The first stages of a pilot study intended to evaluate the way people drive, walk and bike on parts of south Willamette Street will officially start next week. During the week of May 29 – June 4, construction crews will restripe Willamette Street between 24th and 32th avenues, weather permitting.
Starting Monday, May 30, construction crews will prepare the road for lane restriping and start replacing markings at several crosswalks. A majority of the restriping will be completed Tuesday night, May 31, into Wednesday morning, June 1. In order to limit impacts to traffic, all of the work is scheduled to be completed at night and is expected to be finished by Thursday. Drivers are urged to slow down and exercise caution in the work zone.
The pilot study calls for one travel lane in each direction, a center turn lane, and a bicycle lane in each direction. There will be an additional southbound travel lane in the vicinity of 29th Avenue. As part of the project, the traffic signal at 29th Avenue and the new traffic signal at the Woodfield Station entrance now include permissive left turns with a flashing yellow arrow. The flashing yellow arrow feature is new to the intersections and will allow drivers to make left turns at times when gaps are available in addition to the protected left turns when the green arrow is displayed.
This is the just the latest work on a long-term plan to determine the future of travel along this section of Willamette Street. For the last several months, Brown Construction has worked to widen parts of the street.
“We have an opportunity with the South Willamette Street Pilot Study to experience a new street configuration before making a permanent commitment,” said Chris Henry, Eugene Transportation Planning Engineer and project lead. “This pilot study affords us the opportunity to provide safe and accessible mobility for people along Willamette Street in any way they choose.”

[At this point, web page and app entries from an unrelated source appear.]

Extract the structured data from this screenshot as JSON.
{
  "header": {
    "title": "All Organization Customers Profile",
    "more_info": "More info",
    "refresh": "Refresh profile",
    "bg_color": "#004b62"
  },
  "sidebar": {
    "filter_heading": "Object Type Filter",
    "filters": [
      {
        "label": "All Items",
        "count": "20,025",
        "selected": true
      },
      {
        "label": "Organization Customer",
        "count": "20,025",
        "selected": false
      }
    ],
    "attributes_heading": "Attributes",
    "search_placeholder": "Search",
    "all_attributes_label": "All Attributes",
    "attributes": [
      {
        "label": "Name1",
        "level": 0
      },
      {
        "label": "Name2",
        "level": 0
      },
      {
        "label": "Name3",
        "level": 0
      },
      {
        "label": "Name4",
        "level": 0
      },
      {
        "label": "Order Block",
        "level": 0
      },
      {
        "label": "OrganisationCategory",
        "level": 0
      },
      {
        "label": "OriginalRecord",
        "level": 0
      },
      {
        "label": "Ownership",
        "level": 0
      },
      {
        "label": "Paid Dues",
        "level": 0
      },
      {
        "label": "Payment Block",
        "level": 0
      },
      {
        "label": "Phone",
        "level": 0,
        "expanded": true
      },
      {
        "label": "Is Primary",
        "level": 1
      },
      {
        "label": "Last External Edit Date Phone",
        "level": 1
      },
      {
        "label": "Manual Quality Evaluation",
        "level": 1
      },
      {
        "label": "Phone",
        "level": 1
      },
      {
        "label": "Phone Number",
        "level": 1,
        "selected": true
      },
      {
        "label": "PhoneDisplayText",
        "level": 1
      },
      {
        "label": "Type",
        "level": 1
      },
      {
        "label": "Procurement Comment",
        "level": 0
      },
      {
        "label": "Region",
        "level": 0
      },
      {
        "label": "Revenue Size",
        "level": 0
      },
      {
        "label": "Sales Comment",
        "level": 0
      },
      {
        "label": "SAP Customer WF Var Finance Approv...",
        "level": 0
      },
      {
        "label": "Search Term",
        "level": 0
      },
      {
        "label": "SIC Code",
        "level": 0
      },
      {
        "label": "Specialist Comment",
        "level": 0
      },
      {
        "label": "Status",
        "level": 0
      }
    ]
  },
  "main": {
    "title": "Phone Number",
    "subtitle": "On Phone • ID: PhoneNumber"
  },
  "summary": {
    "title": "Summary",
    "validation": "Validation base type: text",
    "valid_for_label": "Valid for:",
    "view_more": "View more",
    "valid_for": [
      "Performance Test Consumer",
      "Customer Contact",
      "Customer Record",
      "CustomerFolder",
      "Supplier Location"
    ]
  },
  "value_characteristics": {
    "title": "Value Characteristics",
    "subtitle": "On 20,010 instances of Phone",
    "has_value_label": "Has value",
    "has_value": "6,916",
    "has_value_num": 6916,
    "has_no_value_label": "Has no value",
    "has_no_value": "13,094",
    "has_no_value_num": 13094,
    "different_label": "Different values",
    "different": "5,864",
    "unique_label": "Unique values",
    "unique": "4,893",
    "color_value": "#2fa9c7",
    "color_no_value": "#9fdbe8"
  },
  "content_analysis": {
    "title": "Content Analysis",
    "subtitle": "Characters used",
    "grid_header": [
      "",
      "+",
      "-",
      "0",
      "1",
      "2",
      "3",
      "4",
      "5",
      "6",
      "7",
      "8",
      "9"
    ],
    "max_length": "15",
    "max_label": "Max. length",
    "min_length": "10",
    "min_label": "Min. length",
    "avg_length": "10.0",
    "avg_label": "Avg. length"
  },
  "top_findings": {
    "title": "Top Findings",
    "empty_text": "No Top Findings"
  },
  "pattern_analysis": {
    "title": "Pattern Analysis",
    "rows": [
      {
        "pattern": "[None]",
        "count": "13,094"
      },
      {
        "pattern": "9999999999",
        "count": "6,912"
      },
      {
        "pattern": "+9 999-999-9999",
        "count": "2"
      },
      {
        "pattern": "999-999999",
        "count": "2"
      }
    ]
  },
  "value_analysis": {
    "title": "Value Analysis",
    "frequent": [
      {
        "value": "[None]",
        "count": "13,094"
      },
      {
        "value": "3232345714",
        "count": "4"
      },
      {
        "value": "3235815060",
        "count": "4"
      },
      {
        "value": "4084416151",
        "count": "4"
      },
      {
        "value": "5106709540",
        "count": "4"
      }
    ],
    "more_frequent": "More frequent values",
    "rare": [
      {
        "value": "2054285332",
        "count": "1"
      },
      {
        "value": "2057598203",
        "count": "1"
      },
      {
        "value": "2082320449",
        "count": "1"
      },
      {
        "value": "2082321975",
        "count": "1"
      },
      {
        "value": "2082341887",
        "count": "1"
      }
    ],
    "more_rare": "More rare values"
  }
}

Once the restriping is completed, City engineers will study the impacts of the changes for about a year. In the summer of 2017, they will then share the results with the City Council. Councilors could decide a permanent design for Willamette Street, ahead of a 2018 project to repave the street.